### Assignment
The answer must consist of every line in the records below that contains the string "附魔效果".

Dataset rows for apps and sites:
------------------------------------

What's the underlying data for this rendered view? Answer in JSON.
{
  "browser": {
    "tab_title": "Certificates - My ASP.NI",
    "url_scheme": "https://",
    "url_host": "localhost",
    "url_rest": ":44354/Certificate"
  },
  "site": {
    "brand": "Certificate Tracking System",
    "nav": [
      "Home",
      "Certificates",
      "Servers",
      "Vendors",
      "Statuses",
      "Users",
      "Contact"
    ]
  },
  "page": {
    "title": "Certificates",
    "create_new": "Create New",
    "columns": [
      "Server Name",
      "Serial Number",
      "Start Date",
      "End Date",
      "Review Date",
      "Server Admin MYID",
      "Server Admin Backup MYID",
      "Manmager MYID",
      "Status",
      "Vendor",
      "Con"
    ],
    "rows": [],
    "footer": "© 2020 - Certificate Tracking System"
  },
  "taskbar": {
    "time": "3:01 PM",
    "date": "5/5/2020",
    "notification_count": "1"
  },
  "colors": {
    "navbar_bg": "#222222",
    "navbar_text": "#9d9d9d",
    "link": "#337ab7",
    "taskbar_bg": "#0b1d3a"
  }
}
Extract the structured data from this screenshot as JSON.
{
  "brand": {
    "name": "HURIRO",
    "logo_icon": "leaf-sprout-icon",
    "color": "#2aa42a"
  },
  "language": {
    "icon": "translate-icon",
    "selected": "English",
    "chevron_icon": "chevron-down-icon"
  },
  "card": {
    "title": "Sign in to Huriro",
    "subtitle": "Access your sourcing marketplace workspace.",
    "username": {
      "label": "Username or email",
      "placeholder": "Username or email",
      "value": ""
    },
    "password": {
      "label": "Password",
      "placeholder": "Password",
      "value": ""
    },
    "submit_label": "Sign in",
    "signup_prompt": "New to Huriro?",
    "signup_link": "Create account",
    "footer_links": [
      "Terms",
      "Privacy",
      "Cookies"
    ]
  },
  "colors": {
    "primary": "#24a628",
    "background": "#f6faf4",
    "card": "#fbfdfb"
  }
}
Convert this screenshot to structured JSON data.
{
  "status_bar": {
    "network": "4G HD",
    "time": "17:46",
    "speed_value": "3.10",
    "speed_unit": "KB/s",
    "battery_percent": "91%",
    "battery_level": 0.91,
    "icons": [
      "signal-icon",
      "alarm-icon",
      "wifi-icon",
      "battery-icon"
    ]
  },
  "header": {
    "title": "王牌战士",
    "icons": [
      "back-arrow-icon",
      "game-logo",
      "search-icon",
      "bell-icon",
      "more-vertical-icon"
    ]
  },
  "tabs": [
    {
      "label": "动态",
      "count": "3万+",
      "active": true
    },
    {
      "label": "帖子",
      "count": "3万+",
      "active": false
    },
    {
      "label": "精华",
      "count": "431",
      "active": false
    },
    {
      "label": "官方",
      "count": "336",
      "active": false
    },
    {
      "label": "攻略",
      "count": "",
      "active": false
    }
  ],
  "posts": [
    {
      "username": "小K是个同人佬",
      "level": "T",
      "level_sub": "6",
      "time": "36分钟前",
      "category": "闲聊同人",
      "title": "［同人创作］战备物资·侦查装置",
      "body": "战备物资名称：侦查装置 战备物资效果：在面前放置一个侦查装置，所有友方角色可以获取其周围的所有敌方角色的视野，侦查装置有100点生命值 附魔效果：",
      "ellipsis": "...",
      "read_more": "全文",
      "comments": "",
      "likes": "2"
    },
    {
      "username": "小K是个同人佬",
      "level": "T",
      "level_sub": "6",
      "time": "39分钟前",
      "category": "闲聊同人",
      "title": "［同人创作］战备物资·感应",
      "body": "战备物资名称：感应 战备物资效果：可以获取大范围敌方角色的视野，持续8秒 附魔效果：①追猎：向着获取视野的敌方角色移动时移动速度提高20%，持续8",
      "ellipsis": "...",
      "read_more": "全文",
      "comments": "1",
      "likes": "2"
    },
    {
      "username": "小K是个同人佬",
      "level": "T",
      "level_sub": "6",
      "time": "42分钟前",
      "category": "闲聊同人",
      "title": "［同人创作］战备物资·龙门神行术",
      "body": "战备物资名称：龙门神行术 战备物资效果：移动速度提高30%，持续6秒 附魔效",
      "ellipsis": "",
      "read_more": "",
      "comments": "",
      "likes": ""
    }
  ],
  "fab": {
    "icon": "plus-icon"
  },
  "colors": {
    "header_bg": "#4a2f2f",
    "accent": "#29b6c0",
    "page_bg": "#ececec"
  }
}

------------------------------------

### Result for this exercise
      "body": "战备物资名称：侦查装置 战备物资效果：在面前放置一个侦查装置，所有友方角色可以获取其周围的所有敌方角色的视野，侦查装置有100点生命值 附魔效果：",
      "body": "战备物资名称：感应 战备物资效果：可以获取大范围敌方角色的视野，持续8秒 附魔效果：①追猎：向着获取视野的敌方角色移动时移动速度提高20%，持续8",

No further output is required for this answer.